With respect to Ms. Garfield’s claim that Ocwen violated the FDCPA by failing to comply with the requirement that the initial communication between the debt collector and the debtor contain notice that the communication was an effort to collect a debt, the court found no conflict. It contrasted the facts before it with the Third Circuit case of Simon v. FIA Card Services, where the court found an irreconcilable conflict between the FDCPA’s “mini-Miranda” requirement and the Code’s automatic stay provision. In Simon, the court found that omitting the notice would violate the FDCPA while including it would violate the automatic stay. Here, there was no similar conflict. While the failure to provide the notices may have violated the FDCPA, it was the collection efforts themselves that would establish a claim for violation of the discharge injunction.

With respect to Ms. Garfield’s claims that Ocwen violated FDCPA provisions by using false or misleading representations or means in the collection of a debt, the court rejected Ocwen’s “perverse” argument that these provisions conflicted with the Code because they implied that collection of the debt, in and of itself, was permissible so long as the method of collection complied with FDCPA requirements. The court found that this was not a conflict as Ocwen could easily avoid violating both provisions by not attempting to collect the discharged debt, and, once it initiated collection efforts it risked violating one or both of the statutes.

The court disagreed with the district court’s concern about piecemeal litigation finding that, while there may be instances in which a civil court would need to seek clarification by a bankruptcy court concerning an order, that potential issue does not justify a wholesale routing of such claims to the bankruptcy court.

NCBRC filed an amicus brief on behalf of the NACBA membership in this case.

Garfield 2d Cir opinion Jan 2016


2 Trackbacks

  1. By Bankruptcy News Briefs 1/5 | NACBA Now on January 5, 2016 at 4:08 pm

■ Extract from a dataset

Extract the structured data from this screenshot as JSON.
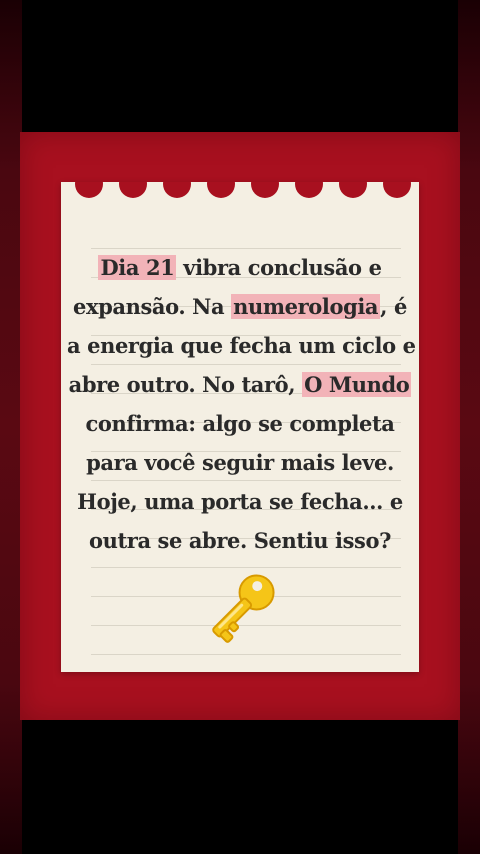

    […] FDCPA Not Repealed by Bankruptcy Code […]

  2. […] FDCPA Not Repealed by Bankruptcy Code […]

Post a Comment

Your email is never shared. Required fields are marked *